Judge Newman asked how Bruskin understands what Congress intended when it providing for limited exceptions to normal procedures with respect to regulations and precedential general counsel opinions. Bruskin asserted that pre-enforcement review is proper for those situations, in distinction to the situation at hand, because in those situations the BVA is bound by its own interpretation of the law and therefore argument before the BVA would be a waste of time. He emphasized that, in this case, the BVA has de novo review of RO decisions interpreting the manual.
Judge Dyk focused on the question of finality. In particular, he asked whether the Supreme Court’s decision in United States Army Corps of Engineers v. Hawkes Co., which he characterized as taking a pragmatic approach to the issue of finality, weighed in favor of RO decisions being final because 94% of cases stop at the RO level. Bruskin answered, “no,” because, he argued, this would allow a policy concern to creep into what Congress had in mind in 1988 when setting up the review mechanism. He maintained that the fact that 94% of cases stop after the RO decision gives no insight into why the majority of veterans do not appeal.
Judge Dyk also asked whether Congress imposing a sixty-day time limit in other statutes, but not this statute, means that Congress meant to maintain the general six-year statute of limitations. Bruskin said this would be reading too much into Congressional silence. Notably, Judge O’Malley later said that her concerns were covered by Judge Dyk’s questions.

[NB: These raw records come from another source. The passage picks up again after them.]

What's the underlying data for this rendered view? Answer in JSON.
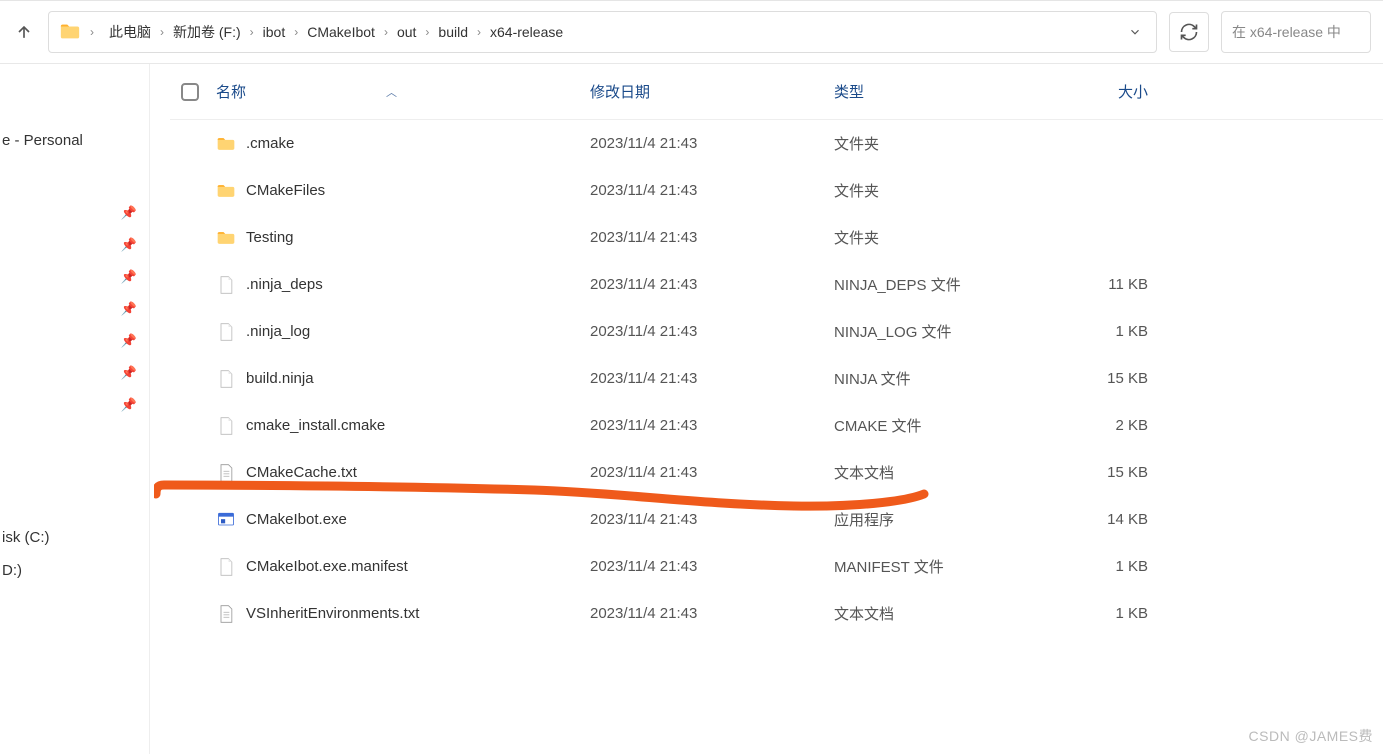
{
  "nav": {
    "breadcrumbs": [
      "此电脑",
      "新加卷 (F:)",
      "ibot",
      "CMakeIbot",
      "out",
      "build",
      "x64-release"
    ],
    "search_placeholder": "在 x64-release 中"
  },
  "columns": {
    "name": "名称",
    "date": "修改日期",
    "type": "类型",
    "size": "大小"
  },
  "sidebar": {
    "personal": "e - Personal",
    "disk_c": "isk (C:)",
    "disk_d": "D:)"
  },
  "files": [
    {
      "icon": "folder",
      "name": ".cmake",
      "date": "2023/11/4 21:43",
      "type": "文件夹",
      "size": ""
    },
    {
      "icon": "folder",
      "name": "CMakeFiles",
      "date": "2023/11/4 21:43",
      "type": "文件夹",
      "size": ""
    },
    {
      "icon": "folder",
      "name": "Testing",
      "date": "2023/11/4 21:43",
      "type": "文件夹",
      "size": ""
    },
    {
      "icon": "file",
      "name": ".ninja_deps",
      "date": "2023/11/4 21:43",
      "type": "NINJA_DEPS 文件",
      "size": "11 KB"
    },
    {
      "icon": "file",
      "name": ".ninja_log",
      "date": "2023/11/4 21:43",
      "type": "NINJA_LOG 文件",
      "size": "1 KB"
    },
    {
      "icon": "file",
      "name": "build.ninja",
      "date": "2023/11/4 21:43",
      "type": "NINJA 文件",
      "size": "15 KB"
    },
    {
      "icon": "file",
      "name": "cmake_install.cmake",
      "date": "2023/11/4 21:43",
      "type": "CMAKE 文件",
      "size": "2 KB"
    },
    {
      "icon": "txt",
      "name": "CMakeCache.txt",
      "date": "2023/11/4 21:43",
      "type": "文本文档",
      "size": "15 KB"
    },
    {
      "icon": "exe",
      "name": "CMakeIbot.exe",
      "date": "2023/11/4 21:43",
      "type": "应用程序",
      "size": "14 KB"
    },
    {
      "icon": "file",
      "name": "CMakeIbot.exe.manifest",
      "date": "2023/11/4 21:43",
      "type": "MANIFEST 文件",
      "size": "1 KB"
    },
    {
      "icon": "txt",
      "name": "VSInheritEnvironments.txt",
      "date": "2023/11/4 21:43",
      "type": "文本文档",
      "size": "1 KB"
    }
  ],
  "watermark": "CSDN @JAMES费"
}
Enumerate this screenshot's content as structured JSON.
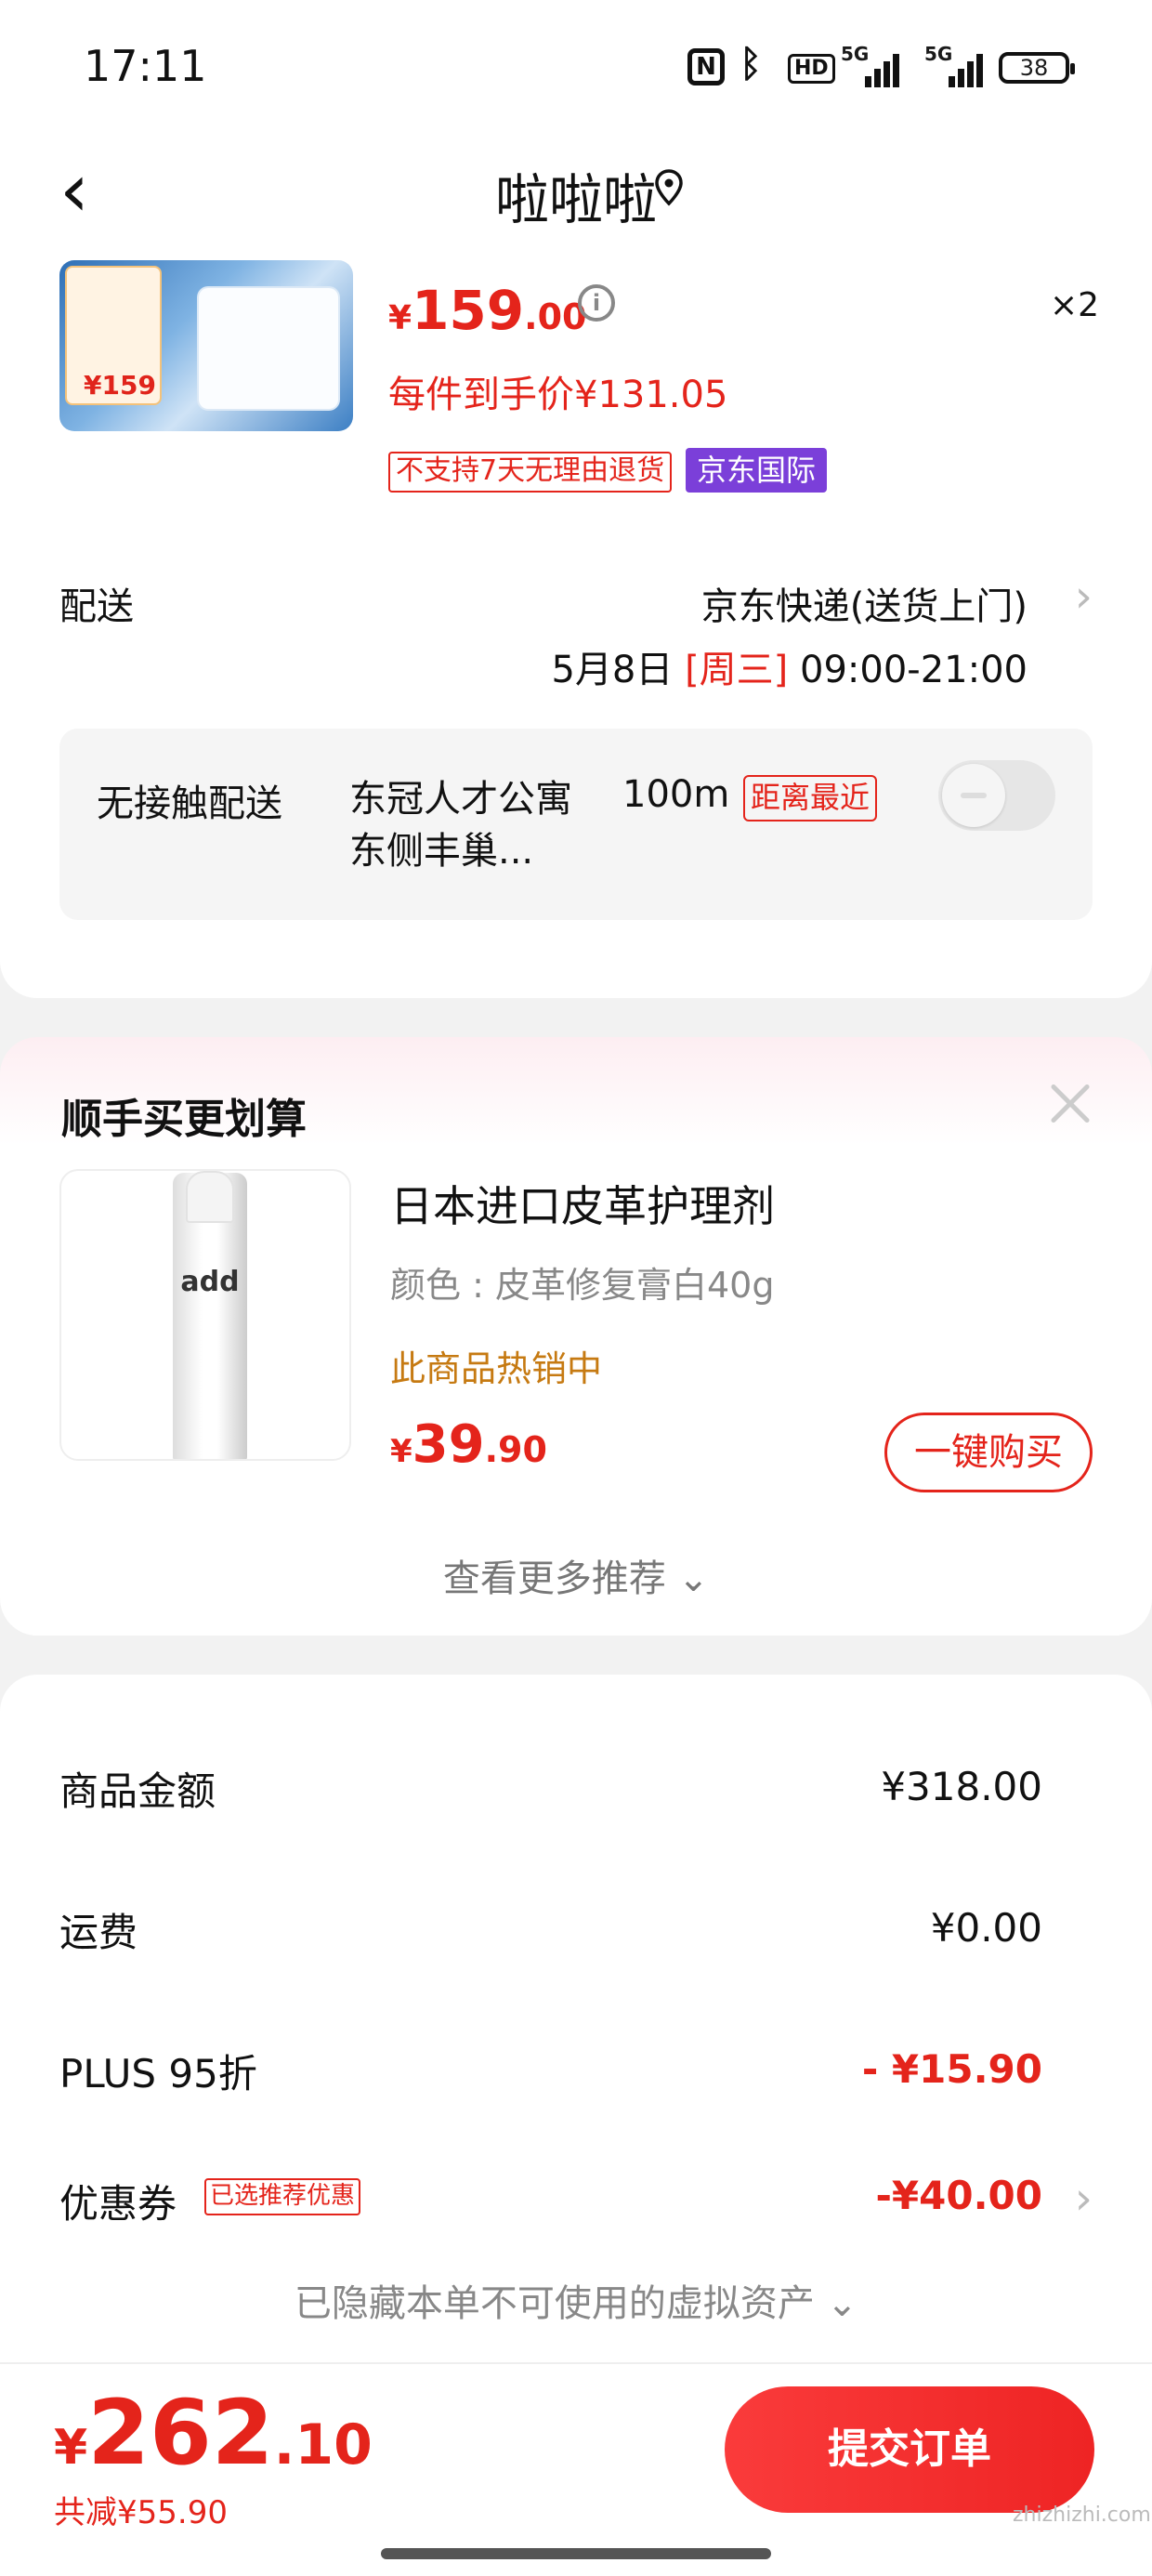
{
  "status_bar": {
    "time": "17:11",
    "battery": "38",
    "network": "5G"
  },
  "header": {
    "title": "啦啦啦"
  },
  "product": {
    "thumb_price": "159",
    "price_currency": "¥",
    "price_int": "159",
    "price_dec": ".00",
    "quantity": "×2",
    "unit_price": "每件到手价¥131.05",
    "tag_return": "不支持7天无理由退货",
    "tag_global": "京东国际"
  },
  "delivery": {
    "label": "配送",
    "method": "京东快递(送货上门)",
    "date": "5月8日 ",
    "weekday": "[周三]",
    "time": " 09:00-21:00",
    "contactless_label": "无接触配送",
    "pickup_name": "东冠人才公寓东侧丰巢...",
    "pickup_distance": "100m",
    "nearest_tag": "距离最近"
  },
  "upsell": {
    "title": "顺手买更划算",
    "product_name": "日本进口皮革护理剂",
    "spec": "颜色 : 皮革修复膏白40g",
    "hot": "此商品热销中",
    "thumb_label": "add",
    "price_currency": "¥",
    "price_int": "39",
    "price_dec": ".90",
    "buy_label": "一键购买",
    "more_label": "查看更多推荐 ⌄"
  },
  "totals": {
    "rows": [
      {
        "label": "商品金额",
        "value": "¥318.00"
      },
      {
        "label": "运费",
        "value": "¥0.00"
      },
      {
        "label": "PLUS 95折",
        "value": "- ¥15.90"
      },
      {
        "label": "优惠券",
        "value": "-¥40.00"
      }
    ],
    "coupon_tag": "已选推荐优惠",
    "hidden_note": "已隐藏本单不可使用的虚拟资产 ⌄"
  },
  "bottom_bar": {
    "total_currency": "¥",
    "total_int": "262",
    "total_dec": ".10",
    "saved": "共减¥55.90",
    "submit_label": "提交订单",
    "watermark": "zhizhizhi.com"
  },
  "colors": {
    "accent": "#e4241b",
    "global_tag": "#7b3fd9",
    "hot": "#c67a12"
  }
}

With regard to the sixty-day limit set forth in the Federal Circuit Rule, Judge Wallach asked if the Department of Justice would object to the court simply repealing its own internal rule. Bruskin responded that there are processes that the court typically goes through that allow the public to weigh in, and that the court should do so if it plans on changing the rule.
Similarly, Judge Taranto asked if there were any examples of other courts adopting a limit that was shorter than the six-year statute of limitations, which would be possible by interpreting the six-year limit to be the upper bound. Bruskin answered, “no,” but he maintained that the Federal Circuit being a specialized court is in a unique position with respect to VA procedure and should not base its decision on this fact. He conceded, however, that there was no precedent that necessarily permits it or precludes this approach.
Judge Chen raised the question of whether the BVA are “officers” of Veterans Affairs because they are not bound by the manual as interpreted by the BVA. Bruskin noted that mechanisms such as general counsel opinions allow the VA to exercise control over the BVA, and thus, he argued, the members of the BVA are employees not officers.
Notably Judges Prost, Lourie, O’Malley, and Stoll did not ask Bruskin any questions.
We will report on the Federal Circuit’s disposition of this case.